Material shown Start Marker

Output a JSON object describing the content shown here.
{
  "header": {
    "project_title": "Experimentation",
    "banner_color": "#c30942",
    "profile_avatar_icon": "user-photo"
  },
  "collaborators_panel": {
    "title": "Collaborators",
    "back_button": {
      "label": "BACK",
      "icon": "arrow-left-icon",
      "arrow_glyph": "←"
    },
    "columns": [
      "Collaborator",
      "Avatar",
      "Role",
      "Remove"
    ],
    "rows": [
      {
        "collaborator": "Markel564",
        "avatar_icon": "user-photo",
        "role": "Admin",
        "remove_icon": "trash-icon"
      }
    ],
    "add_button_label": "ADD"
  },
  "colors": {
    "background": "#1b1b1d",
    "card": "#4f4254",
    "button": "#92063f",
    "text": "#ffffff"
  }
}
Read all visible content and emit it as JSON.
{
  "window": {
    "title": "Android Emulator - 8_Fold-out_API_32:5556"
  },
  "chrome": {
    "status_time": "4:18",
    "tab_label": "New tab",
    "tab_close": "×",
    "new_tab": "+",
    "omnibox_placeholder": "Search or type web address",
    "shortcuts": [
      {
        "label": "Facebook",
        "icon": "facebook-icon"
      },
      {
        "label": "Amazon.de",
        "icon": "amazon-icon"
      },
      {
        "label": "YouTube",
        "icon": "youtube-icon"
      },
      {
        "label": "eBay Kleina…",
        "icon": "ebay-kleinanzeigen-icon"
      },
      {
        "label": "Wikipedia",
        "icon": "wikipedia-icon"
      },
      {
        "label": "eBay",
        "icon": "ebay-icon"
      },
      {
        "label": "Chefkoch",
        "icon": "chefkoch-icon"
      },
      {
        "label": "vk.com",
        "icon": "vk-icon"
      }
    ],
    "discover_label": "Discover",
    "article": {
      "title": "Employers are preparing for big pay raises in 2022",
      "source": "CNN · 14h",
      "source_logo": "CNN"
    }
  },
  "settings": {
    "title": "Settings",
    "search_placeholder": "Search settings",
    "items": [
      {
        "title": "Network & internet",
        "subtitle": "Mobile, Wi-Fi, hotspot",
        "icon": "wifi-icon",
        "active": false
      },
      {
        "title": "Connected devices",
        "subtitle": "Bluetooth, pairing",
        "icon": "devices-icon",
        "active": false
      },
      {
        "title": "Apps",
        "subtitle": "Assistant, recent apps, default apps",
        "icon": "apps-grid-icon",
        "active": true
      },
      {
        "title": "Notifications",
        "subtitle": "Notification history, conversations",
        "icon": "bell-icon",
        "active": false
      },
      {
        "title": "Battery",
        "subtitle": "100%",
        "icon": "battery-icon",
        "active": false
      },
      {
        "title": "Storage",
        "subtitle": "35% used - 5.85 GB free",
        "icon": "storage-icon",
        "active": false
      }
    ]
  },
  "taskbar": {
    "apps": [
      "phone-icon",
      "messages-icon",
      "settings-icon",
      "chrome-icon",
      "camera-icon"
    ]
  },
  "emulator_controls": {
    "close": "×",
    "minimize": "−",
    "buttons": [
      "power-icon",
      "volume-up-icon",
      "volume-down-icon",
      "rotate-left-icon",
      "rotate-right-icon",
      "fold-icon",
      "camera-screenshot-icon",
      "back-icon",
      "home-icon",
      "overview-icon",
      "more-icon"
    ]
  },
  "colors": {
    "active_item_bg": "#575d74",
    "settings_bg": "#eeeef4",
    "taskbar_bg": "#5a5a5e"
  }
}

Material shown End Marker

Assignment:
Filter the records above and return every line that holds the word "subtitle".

Expected answer:
        "subtitle": "Mobile, Wi-Fi, hotspot",
        "subtitle": "Bluetooth, pairing",
        "subtitle": "Assistant, recent apps, default apps",
        "subtitle": "Notification history, conversations",
        "subtitle": "100%",
        "subtitle": "35% used - 5.85 GB free",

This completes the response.